Massachusetts High Court Allows Possession of Hypodermic Needles From Needle-Exchange Programs
The Massachusetts Supreme Judicial Court last week unanimously ruled that state residents who receive hypodermic needles through one of the state's four needle-exchange programs may not be arrested for possession of the needles in communities without such programs, the Boston Globe reports. The case involved Maria Landry, a member of a needle-exchange program in Cambridge, Mass., who was arrested last year for possession of illegal drug paraphernalia in Lynn, Mass., which does not have a needle-exchange program (Burge, Boston Globe, 12/7). Under Massachusetts law, state residents, except for certain health professionals, cannot possess hypodermic needles without a prescription. However, the Massachusetts Legislature in 1993 amended the law to allow state participants in pilot needle-exchange programs in Boston, Cambridge, Northampton and Provincetown to possess hypodermic needles (O'Neill, Associated Press, 12/7). In the case, attorneys for the state argued that the amendment only allows needle-exchange program participants to possess hypodermic needles in the communities that operate the programs. The court, however, ruled that a "participant in an approved needle-exchange program may legally possess throughout the commonwealth hypodermic needles obtained from a program" (Nangle, Worcester Telegram & Gazette, 12/7). In the decision, Justice Judith Cowin wrote, "An interpretation of (state law) that discourages program participation by effectively limiting where a participant may legally possess needles would certainly hinder, and might well defeat, the department's attempts to deal with the problem." Sarah Wunsch, an attorney for the American Civil Liberties Union of Massachusetts who represented Landry, said that the court "understood the public health values that were at stake here. Fortunately, these programs can continue to operate." James Lamanna, an attorney for the state, said that the decision "disappointed" local officials, who may lobby state lawmakers to "restrict" the needle-exchange programs (Boston Globe, 12/7). Last week, Boston Mayor Thomas Menino (D) announced plans to file a bill in the state Legislature that would allow the city's pharmacies to sell hypodermic needles without a prescription (Kaiser Daily HIV/AIDS Report, 12/4).
More Needle-Exchange Programs Needed, Editorial Says
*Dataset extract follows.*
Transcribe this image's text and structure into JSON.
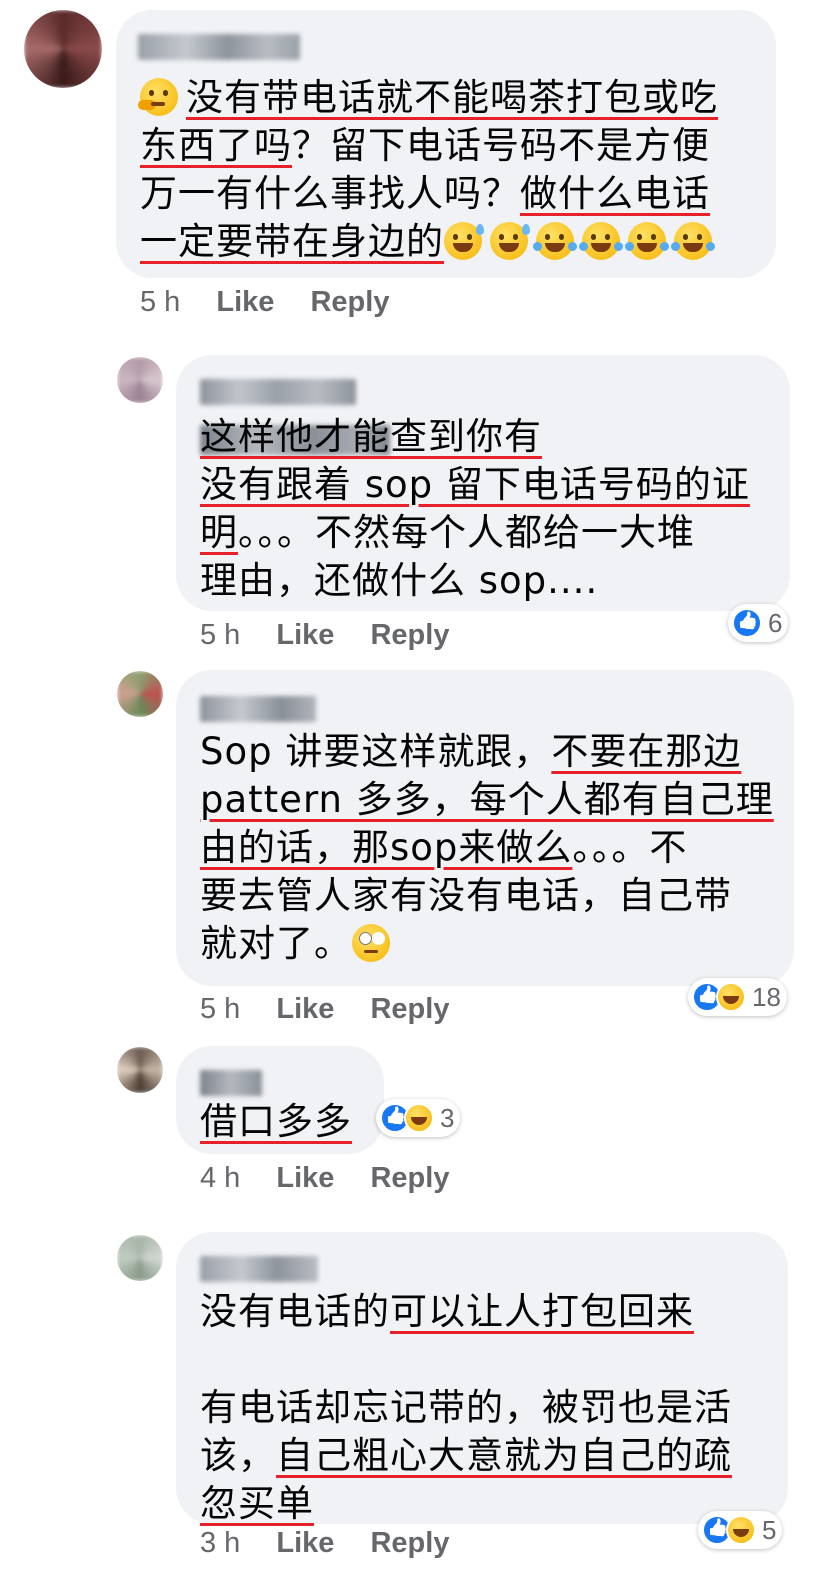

The court's ruling marks a "significant victory" in efforts to prevent the spread of blood-borne diseases such as HIV/AIDS and hepatitis C, but state legislators also should pass a law that would allow the state Department of Public Health to establish needle-exchange programs "where needed," a Boston Globe editorial states. The state law that established the needle-exchange programs authorized the programs in 10 communities statewide, but the law said that local officials could veto the programs; only four of the 10 communities decided to establish needle-exchange programs, the editorial states. According to the editorial, the argument from some local officials that needle-exchange programs promote illicit drug use "has never been proven." The editorial concludes that the court decision will allow the state's four needle-exchange programs to "continue extending this lifeline to drug users. But the state should be doing much more to prevent these devastating diseases" (Boston Globe, 12/8).